Few disagree that, with the iPhone, Apple changed users’ expectations of devices and how they interact with them-in short, mobility. Whether the iPhone is a fit for the enterprise, however, is a topic that provokes debate.
Forrester Research released a report on April 10, “Making iPhone Work in the Enterprise: Early Lessons Learned,” in which report author Ted Schadler offers the experiences of three enterprises-Kraft Foods, Oracle and a California-based pharmaceuticals company-that have adopted iPhones.
Each example offers the pros and cons of the experience, but the report-which points out challenges to avoid, as well as advice for properly planning cultural, support and provisioning changes-is in favor of iPhone adoption within enterprises.
Ultimately, Schadler suggests that the security concerns that prevented adoption are no longer valid for some companies, particularly with the iPhone 3.0 addressing many of the remaining concerns, such as forcing a user to sign into the VPN each time, instead of automatically signing her in.
The IT staff at Kraft Foods saw iPhone adoption as a way of proving to its work force that it was serious about introducing new tools and technologies in support of them, and in April 2008 it became a part of Apple’s iPhone Enterprise Beta program.
“Every time Apple puts out a new release on the consumer side, they’re very private about it,” explained Schadler. “On the software side they’ve been much more open. The way companies work is, they want to know what’s going on and want to be part of a vetting program.”
The Enterprise Beta program, Schadler said, is a way of addressing this.
“Enterprises want to see themselves as partners, they want to be involved,” Schadler added. “IBM, Microsoft and Oracle, for example, have become much more open about sharing the next version and what it’s going to happen.”
Apple, he said, began to do this with the iPhone 2.0.
As of this past January, almost half of Kraft Foods’ mobile team were using iPhones-a number Schadler pointed out is significant, given that mobile adoption at that stage is generally 10 percent, with 20 percent being the higher end-and about 400 new iPhones are being ordered each month.
Among the benefits Kraft is seeing is a change in the culture of the company to take advantage of new technologies; among the challenges were problems with calendar synchronization.
iPhone at Oracle
IT at Oracle put its focus on the iPhone after employees purchasing their own devices began asking for e-mail and calendar support.
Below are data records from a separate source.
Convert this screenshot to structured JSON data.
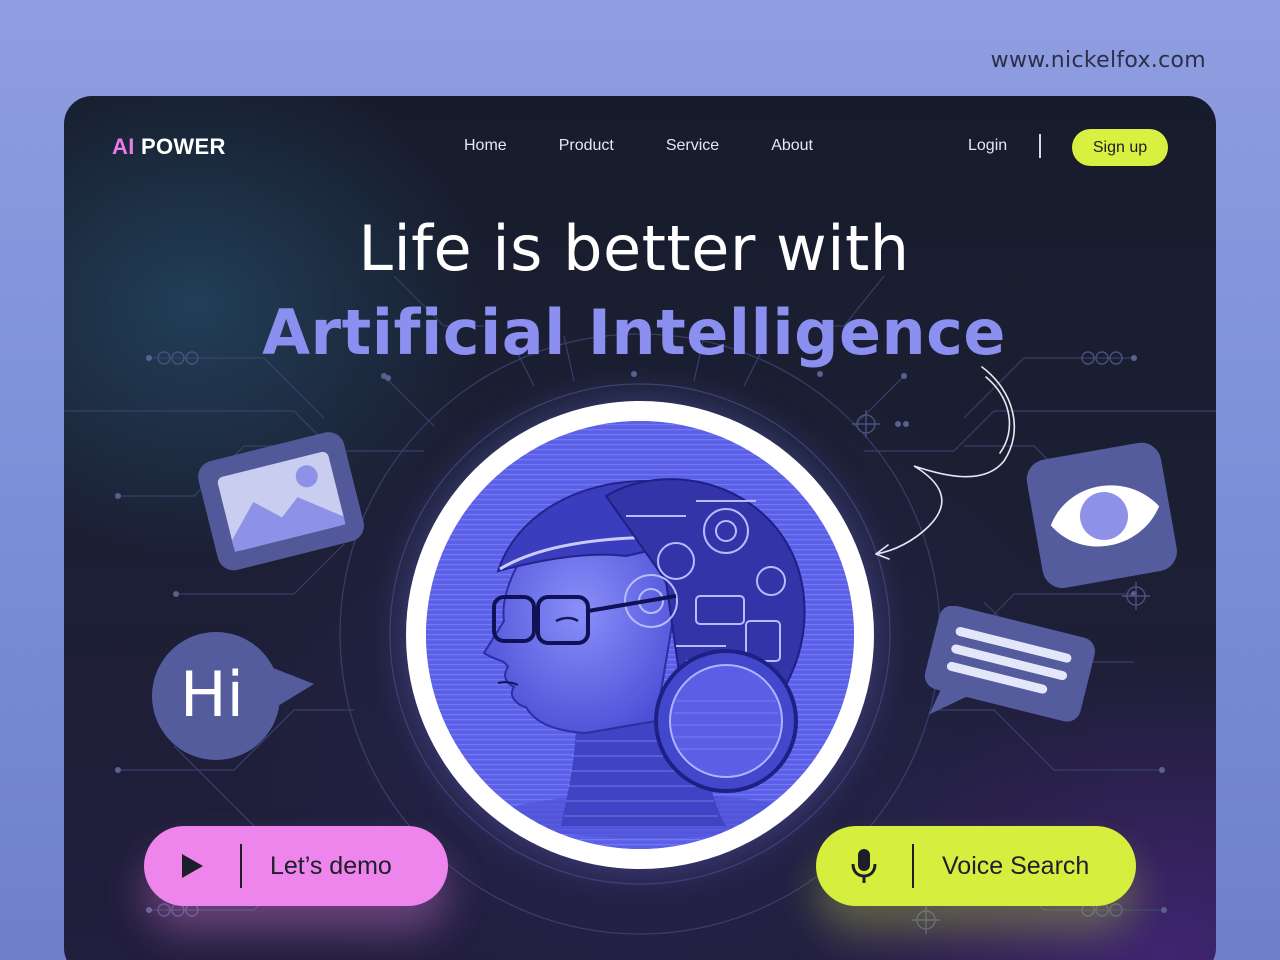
{
  "site_url": "www.nickelfox.com",
  "nav": {
    "logo_accent": "AI",
    "logo_rest": "POWER",
    "links": [
      "Home",
      "Product",
      "Service",
      "About"
    ],
    "login": "Login",
    "signup": "Sign up"
  },
  "hero": {
    "headline_line1": "Life is better with",
    "headline_line2": "Artificial Intelligence"
  },
  "floating": {
    "chat_hi": "Hi"
  },
  "cta": {
    "demo_label": "Let’s demo",
    "voice_label": "Voice Search"
  },
  "colors": {
    "page_bg": "#8f9ee0",
    "frame_bg": "#171c2c",
    "logo_accent": "#e57ce8",
    "headline_accent": "#8b8ff0",
    "signup_bg": "#d8f03f",
    "demo_bg": "#ee85ec",
    "voice_bg": "#d6ef3e",
    "portrait_blue": "#5b60e8"
  },
  "icons": [
    "image-icon",
    "chat-hi-icon",
    "eye-icon",
    "message-lines-icon",
    "play-icon",
    "microphone-icon",
    "arrow-doodle-icon"
  ]
}
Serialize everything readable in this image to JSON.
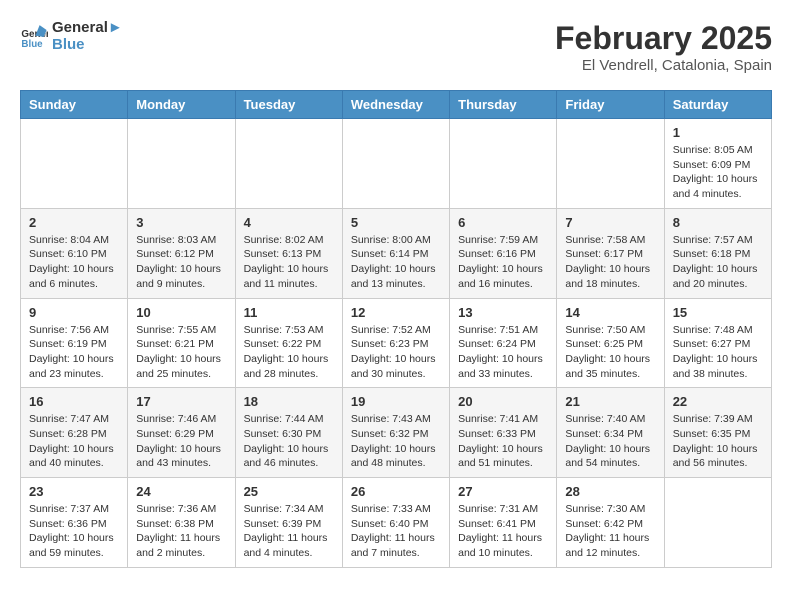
{
  "header": {
    "logo": {
      "line1": "General",
      "line2": "Blue"
    },
    "title": "February 2025",
    "location": "El Vendrell, Catalonia, Spain"
  },
  "days_of_week": [
    "Sunday",
    "Monday",
    "Tuesday",
    "Wednesday",
    "Thursday",
    "Friday",
    "Saturday"
  ],
  "weeks": [
    [
      {
        "day": "",
        "info": ""
      },
      {
        "day": "",
        "info": ""
      },
      {
        "day": "",
        "info": ""
      },
      {
        "day": "",
        "info": ""
      },
      {
        "day": "",
        "info": ""
      },
      {
        "day": "",
        "info": ""
      },
      {
        "day": "1",
        "info": "Sunrise: 8:05 AM\nSunset: 6:09 PM\nDaylight: 10 hours and 4 minutes."
      }
    ],
    [
      {
        "day": "2",
        "info": "Sunrise: 8:04 AM\nSunset: 6:10 PM\nDaylight: 10 hours and 6 minutes."
      },
      {
        "day": "3",
        "info": "Sunrise: 8:03 AM\nSunset: 6:12 PM\nDaylight: 10 hours and 9 minutes."
      },
      {
        "day": "4",
        "info": "Sunrise: 8:02 AM\nSunset: 6:13 PM\nDaylight: 10 hours and 11 minutes."
      },
      {
        "day": "5",
        "info": "Sunrise: 8:00 AM\nSunset: 6:14 PM\nDaylight: 10 hours and 13 minutes."
      },
      {
        "day": "6",
        "info": "Sunrise: 7:59 AM\nSunset: 6:16 PM\nDaylight: 10 hours and 16 minutes."
      },
      {
        "day": "7",
        "info": "Sunrise: 7:58 AM\nSunset: 6:17 PM\nDaylight: 10 hours and 18 minutes."
      },
      {
        "day": "8",
        "info": "Sunrise: 7:57 AM\nSunset: 6:18 PM\nDaylight: 10 hours and 20 minutes."
      }
    ],
    [
      {
        "day": "9",
        "info": "Sunrise: 7:56 AM\nSunset: 6:19 PM\nDaylight: 10 hours and 23 minutes."
      },
      {
        "day": "10",
        "info": "Sunrise: 7:55 AM\nSunset: 6:21 PM\nDaylight: 10 hours and 25 minutes."
      },
      {
        "day": "11",
        "info": "Sunrise: 7:53 AM\nSunset: 6:22 PM\nDaylight: 10 hours and 28 minutes."
      },
      {
        "day": "12",
        "info": "Sunrise: 7:52 AM\nSunset: 6:23 PM\nDaylight: 10 hours and 30 minutes."
      },
      {
        "day": "13",
        "info": "Sunrise: 7:51 AM\nSunset: 6:24 PM\nDaylight: 10 hours and 33 minutes."
      },
      {
        "day": "14",
        "info": "Sunrise: 7:50 AM\nSunset: 6:25 PM\nDaylight: 10 hours and 35 minutes."
      },
      {
        "day": "15",
        "info": "Sunrise: 7:48 AM\nSunset: 6:27 PM\nDaylight: 10 hours and 38 minutes."
      }
    ],
    [
      {
        "day": "16",
        "info": "Sunrise: 7:47 AM\nSunset: 6:28 PM\nDaylight: 10 hours and 40 minutes."
      },
      {
        "day": "17",
        "info": "Sunrise: 7:46 AM\nSunset: 6:29 PM\nDaylight: 10 hours and 43 minutes."
      },
      {
        "day": "18",
        "info": "Sunrise: 7:44 AM\nSunset: 6:30 PM\nDaylight: 10 hours and 46 minutes."
      },
      {
        "day": "19",
        "info": "Sunrise: 7:43 AM\nSunset: 6:32 PM\nDaylight: 10 hours and 48 minutes."
      },
      {
        "day": "20",
        "info": "Sunrise: 7:41 AM\nSunset: 6:33 PM\nDaylight: 10 hours and 51 minutes."
      },
      {
        "day": "21",
        "info": "Sunrise: 7:40 AM\nSunset: 6:34 PM\nDaylight: 10 hours and 54 minutes."
      },
      {
        "day": "22",
        "info": "Sunrise: 7:39 AM\nSunset: 6:35 PM\nDaylight: 10 hours and 56 minutes."
      }
    ],
    [
      {
        "day": "23",
        "info": "Sunrise: 7:37 AM\nSunset: 6:36 PM\nDaylight: 10 hours and 59 minutes."
      },
      {
        "day": "24",
        "info": "Sunrise: 7:36 AM\nSunset: 6:38 PM\nDaylight: 11 hours and 2 minutes."
      },
      {
        "day": "25",
        "info": "Sunrise: 7:34 AM\nSunset: 6:39 PM\nDaylight: 11 hours and 4 minutes."
      },
      {
        "day": "26",
        "info": "Sunrise: 7:33 AM\nSunset: 6:40 PM\nDaylight: 11 hours and 7 minutes."
      },
      {
        "day": "27",
        "info": "Sunrise: 7:31 AM\nSunset: 6:41 PM\nDaylight: 11 hours and 10 minutes."
      },
      {
        "day": "28",
        "info": "Sunrise: 7:30 AM\nSunset: 6:42 PM\nDaylight: 11 hours and 12 minutes."
      },
      {
        "day": "",
        "info": ""
      }
    ]
  ]
}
In June 2007 it began supporting e-mail for the iPhone 2G, and by January 2009 it had 4,000 iPhones deployed globally.
For Oracle’s IT team, the iPhone’s development platform and user interface enable the creation of collaboration and business applications for employees. On the down side, management tools are lacking and VPN password caching has been an issue-though both of these are expected to be resolved with the iPhone 3.0.
The pharmaceutical company, which began with a pilot program of 20 employees in July 2008 and expects to have 650 users on the iPhone by December 2009, was also frustrated by the VPN password caching issue, as well as battery life issues.
When you’re using a device for e-mail, battery life isn’t an issue, said Schadler. “But if you’re also surfing the Internet or using it for corporate applications, nothing will last doing that.”
How was the issue addressed? “They’re trickle-feeding,” said Schadler. “They’re telling people to plug in their devices when they’re at their desks.”
Despite the battery issues, the pharmaceutical company said it’s paying $360 per device per year on voice and data plans, versus what it was spending on BlackBerry devices.
Research In Motion of late has worked to transition from being solely an enterprise device provider and to better pique the interest of consumers, while Apple has worked toward exactly the reverse. If, with the iPhone 3.0, Apple has accomplished this, where does that leave the BlackBerry?
“For messaging, for calendar, [the BlackBerry is] the best device. [Research In Motion] is doing everything right in so many ways,” said Schadler. “But they need to step up a few things. The first is the browser.”
Even with the BlackBerry Storm? “The browser is adequate,” said Schadler, “but it’s not a pleasure to use.”
Second, he said, “they have to do a more aggressive job of making this attractive for developers. And Apple is not developer-friendly, but they’ve got 25,000 apps.”
Schadler concedes that RIM now has the BlackBerry App World open, and the company is making progress on this front. And also, in speaking with IT departments about the iPhone, there are still security concerns they’ll highlight, which make the iPhone still right for some enterprises but not others, such as financial companies.
“[IT departments] will highlight that the configuration files were hackable, that you can’t turn off the camera. … Apple says, in its list of feature functions, those things will be fixed with 3.0,” said Schadler.
“For these companies we spoke with, though, these weren’t deal breakers.”